Editor's Viewpoint: Victims' treatment is simply shameful
The European Day for Victims of Terrorism was marked yesterday by a moving event at Stormont, and in other ways. They reminded us of the importance of reconsidering Troubles victims and survivors, and how it relates to 20 years of the peace process.
Considering the huge number of people defined as "victims and survivors", they have often found it difficult to make their voices heard.
There is no suggestion that San Francisco Mayor London Breed was aware that the European Day for Victims of Terrorism was imminent when she honoured former Deputy First Minister and one-time IRA commander Martin McGuinness for his "courageous service in the military".
However, her boneheaded intervention would have been equally offensive on any other day of the year.
Sadly, victims and survivors often struggle to receive the recognition of the suffering they endured - and continue to endure - rather than inflicting suffering on others.
Much of the official response to the victims and survivors, and to their needs, has been lacklustre. The different formulas for Victims' Commissioners, and the stop-start implementation of the structures to address victims' concerns have left them feeling powerless. Even worse, they may feel that they are somehow an irritant to the peace process, and that it would be better if they simply faded away.
Thankfully, many survivors have chosen not to go quietly. They include people like Geraldine Ferguson, whose son Sapper Patrick Azimkar was murdered at Massereene Barracks 10 years ago.
Another strong voice is that of retired RUC officer Mervyn Lewers, who was caught up in an IRA booby-trap explosion in Londonderry in 1988.
These people spoke powerfully at the Stormont event, their words a clear indictment of our society's treatment of victims and survivors.
We all, governing and governed, should burn with shame at our abandonment of them. It would be some small admission of how far we have failed them if, at the earliest electoral opportunity, we returned politicians to Stormont, Westminster and our local councils with a specific mandate to prioritise institutions and mechanisms to recognise victims and survivors.

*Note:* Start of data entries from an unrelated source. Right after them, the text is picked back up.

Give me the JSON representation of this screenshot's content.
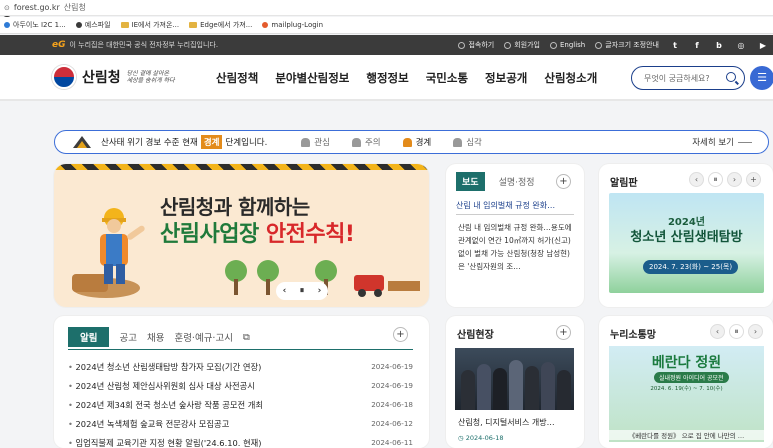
{
  "browser": {
    "url": "forest.go.kr",
    "site_title": "산림청",
    "bookmarks": [
      {
        "label": "아두이노 I2C 1...",
        "color": "#2e7bd6",
        "type": "dot"
      },
      {
        "label": "예스파일",
        "color": "#3a3a3a",
        "type": "dot"
      },
      {
        "label": "IE에서 가져온...",
        "color": "#e3b341",
        "type": "folder"
      },
      {
        "label": "Edge에서 가져...",
        "color": "#e3b341",
        "type": "folder"
      },
      {
        "label": "mailplug-Login",
        "color": "#e45b2d",
        "type": "dot"
      }
    ]
  },
  "govbar": {
    "logo": "eG",
    "text": "이 누리집은 대한민국 공식 전자정부 누리집입니다.",
    "links": [
      "접속하기",
      "회원가입",
      "English",
      "글자크기 조정안내"
    ],
    "social": [
      "t",
      "f",
      "b",
      "◎",
      "▶"
    ]
  },
  "header": {
    "logo_name": "산림청",
    "slogan_1": "당신 곁에 살아온",
    "slogan_2": "세상을 숨쉬게 하다",
    "nav": [
      "산림정책",
      "분야별산림정보",
      "행정정보",
      "국민소통",
      "정보공개",
      "산림청소개"
    ],
    "search_placeholder": "무엇이 궁금하세요?",
    "menu_icon": "☰"
  },
  "alert": {
    "prefix": "산사태 위기 경보 수준 현재",
    "level": "경계",
    "suffix": "단계입니다.",
    "levels": [
      "관심",
      "주의",
      "경계",
      "심각"
    ],
    "active_level": "경계",
    "more": "자세히 보기",
    "accent": "#e38b1b"
  },
  "banner": {
    "line1": "산림청과 함께하는",
    "line2_green": "산림사업장",
    "line2_red": "안전수칙!",
    "prev": "‹",
    "pause": "⏸",
    "next": "›"
  },
  "news": {
    "tabs": [
      "보도",
      "설명·정정"
    ],
    "active_tab": "보도",
    "plus": "+",
    "headline": "산림 내 임의벌채 규정 완화…",
    "body": "산림 내 임의벌채 규정 완화…용도에 관계없이 연간 10㎥까지 허가(신고)없이 벌채 가능 산림청(청장 남성현)은 '산림자원의 조…",
    "date": "2024-06-19"
  },
  "notice_board": {
    "title": "알림판",
    "prev": "‹",
    "pause": "⏸",
    "next": "›",
    "poster_year": "2024년",
    "poster_title": "청소년 산림생태탐방",
    "poster_date": "2024. 7. 23(화) ~ 25(목)"
  },
  "notices": {
    "tabs": [
      "알림",
      "공고",
      "채용",
      "훈령·예규·고시"
    ],
    "active_tab": "알림",
    "plus": "+",
    "items": [
      {
        "title": "2024년 청소년 산림생태탐방 참가자 모집(기간 연장)",
        "date": "2024-06-19"
      },
      {
        "title": "2024년 산림청 제안심사위원회 심사 대상 사전공시",
        "date": "2024-06-19"
      },
      {
        "title": "2024년 제34회 전국 청소년 숲사랑 작품 공모전 개최",
        "date": "2024-06-18"
      },
      {
        "title": "2024년 녹색체험 숲교육 전문강사 모집공고",
        "date": "2024-06-12"
      },
      {
        "title": "임업직불제 교육기관 지정 현황 알림('24.6.10. 현재)",
        "date": "2024-06-11"
      }
    ]
  },
  "field": {
    "title": "산림현장",
    "plus": "+",
    "caption": "산림청, 디지털서비스 개방…",
    "date": "2024-06-18"
  },
  "sns": {
    "title": "누리소통망",
    "prev": "‹",
    "pause": "⏸",
    "next": "›",
    "poster_title": "베란다 정원",
    "poster_sub": "실내정원 아이디어 공모전",
    "poster_date": "2024. 6. 19(수) ~ 7. 10(수)",
    "poster_caption": "《베란다를 정원》 으로 집 안에 나만의 …"
  }
}
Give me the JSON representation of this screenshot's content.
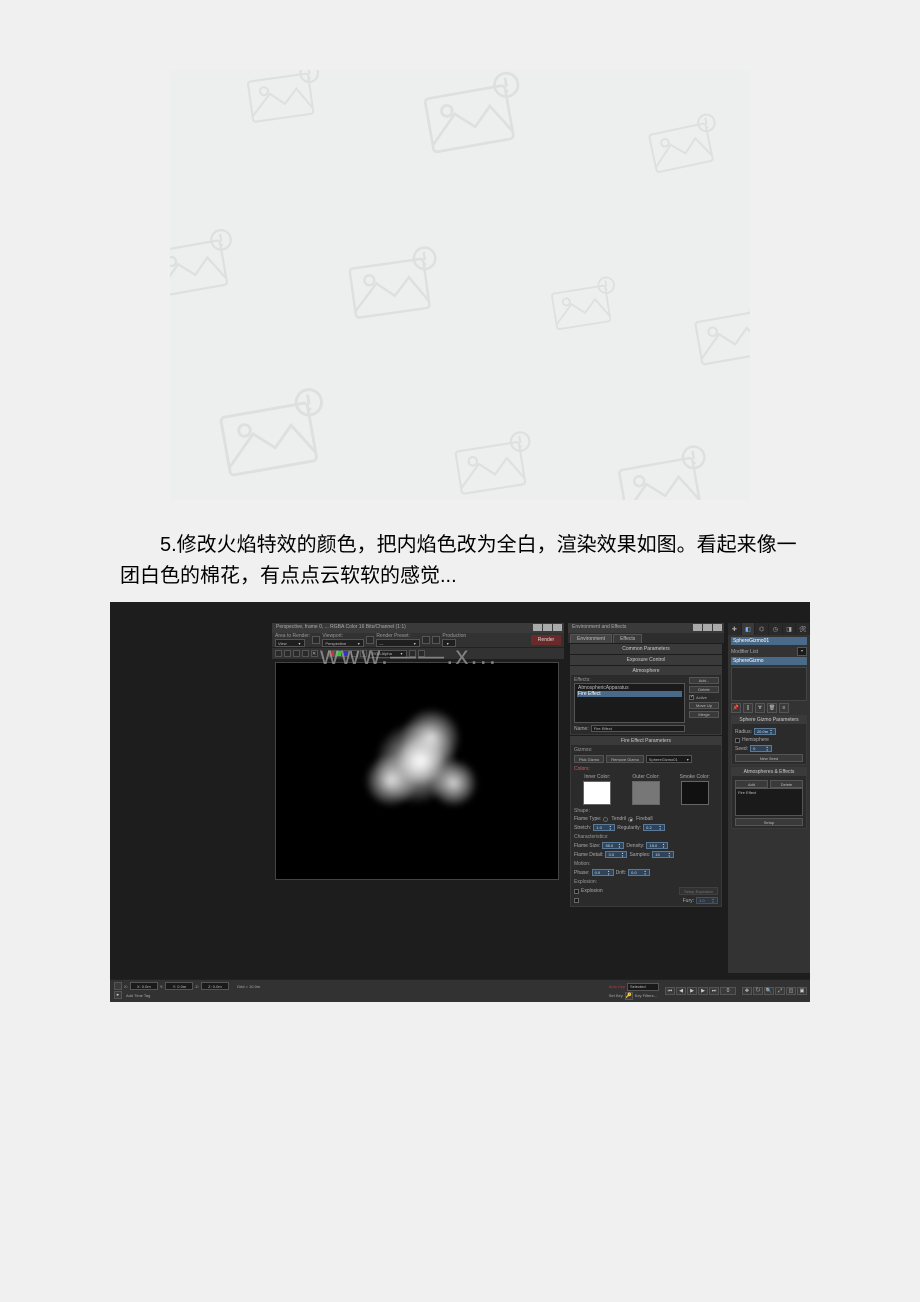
{
  "placeholder_icon": "image-warning-icon",
  "body_text": "5.修改火焰特效的颜色，把内焰色改为全白，渲染效果如图。看起来像一团白色的棉花，有点点云软软的感觉...",
  "watermark": "www.——.x...",
  "render_window": {
    "title": "Perspective, frame 0, ... RGBA Color 16 Bits/Channel (1:1)",
    "area_label": "Area to Render:",
    "area_value": "View",
    "viewport_label": "Viewport:",
    "viewport_value": "Perspective",
    "preset_label": "Render Preset:",
    "production_label": "Production",
    "render_btn": "Render",
    "rgb_alpha": "RGB Alpha"
  },
  "env_window": {
    "title": "Environment and Effects",
    "tabs": [
      "Environment",
      "Effects"
    ],
    "rollouts": {
      "common": "Common Parameters",
      "exposure": "Exposure Control",
      "atmosphere": "Atmosphere"
    },
    "effects_label": "Effects:",
    "effects": [
      "AtmosphericApparatus",
      "Fire Effect"
    ],
    "buttons": {
      "add": "Add...",
      "delete": "Delete",
      "active": "Active",
      "moveup": "Move Up",
      "merge": "Merge"
    },
    "name_label": "Name:",
    "name_value": "Fire Effect",
    "fire_rollout": "Fire Effect Parameters",
    "gizmos_label": "Gizmos:",
    "pick_gizmo": "Pick Gizmo",
    "remove_gizmo": "Remove Gizmo",
    "gizmo_selected": "SphereGizmo01",
    "colors_label": "Colors:",
    "inner_color": "Inner Color:",
    "outer_color": "Outer Color:",
    "smoke_color": "Smoke Color:",
    "shape_label": "Shape:",
    "flame_type_label": "Flame Type:",
    "tendril": "Tendril",
    "fireball": "Fireball",
    "stretch_label": "Stretch:",
    "stretch_val": "1.0",
    "regularity_label": "Regularity:",
    "regularity_val": "0.2",
    "char_label": "Characteristics:",
    "flame_size_label": "Flame Size:",
    "flame_size_val": "35.0",
    "density_label": "Density:",
    "density_val": "15.0",
    "flame_detail_label": "Flame Detail:",
    "flame_detail_val": "3.0",
    "samples_label": "Samples:",
    "samples_val": "15",
    "motion_label": "Motion:",
    "phase_label": "Phase:",
    "phase_val": "0.0",
    "drift_label": "Drift:",
    "drift_val": "0.0",
    "explosion_label": "Explosion:",
    "explosion_chk": "Explosion",
    "explosion_setup": "Setup Explosion",
    "fury_label": "Fury:"
  },
  "cmd_panel": {
    "object_name": "SphereGizmo01",
    "modlist_label": "Modifier List",
    "stack_item": "SphereGizmo",
    "gizmo_rollout": "Sphere Gizmo Parameters",
    "radius_label": "Radius:",
    "radius_val": "20.0m",
    "hemisphere": "Hemisphere",
    "seed_label": "Seed:",
    "seed_val": "0",
    "newseed": "New Seed",
    "atmos_rollout": "Atmospheres & Effects",
    "add_btn": "Add",
    "delete_btn": "Delete",
    "fx_item": "Fire Effect",
    "setup_btn": "Setup"
  },
  "statusbar": {
    "x": "X: 0.0m",
    "y": "Y: 0.0m",
    "z": "Z: 0.0m",
    "grid": "Grid = 10.0m",
    "addtimetag": "Add Time Tag",
    "autokey": "Auto Key",
    "selected": "Selected",
    "setkey": "Set Key",
    "keyfilters": "Key Filters...",
    "frame": "0"
  }
}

The first such opportunity comes with local council and possibly EU elections (if Brexit is delayed) in May. However, there are two big questions - will our politicians rise to the task? And will we?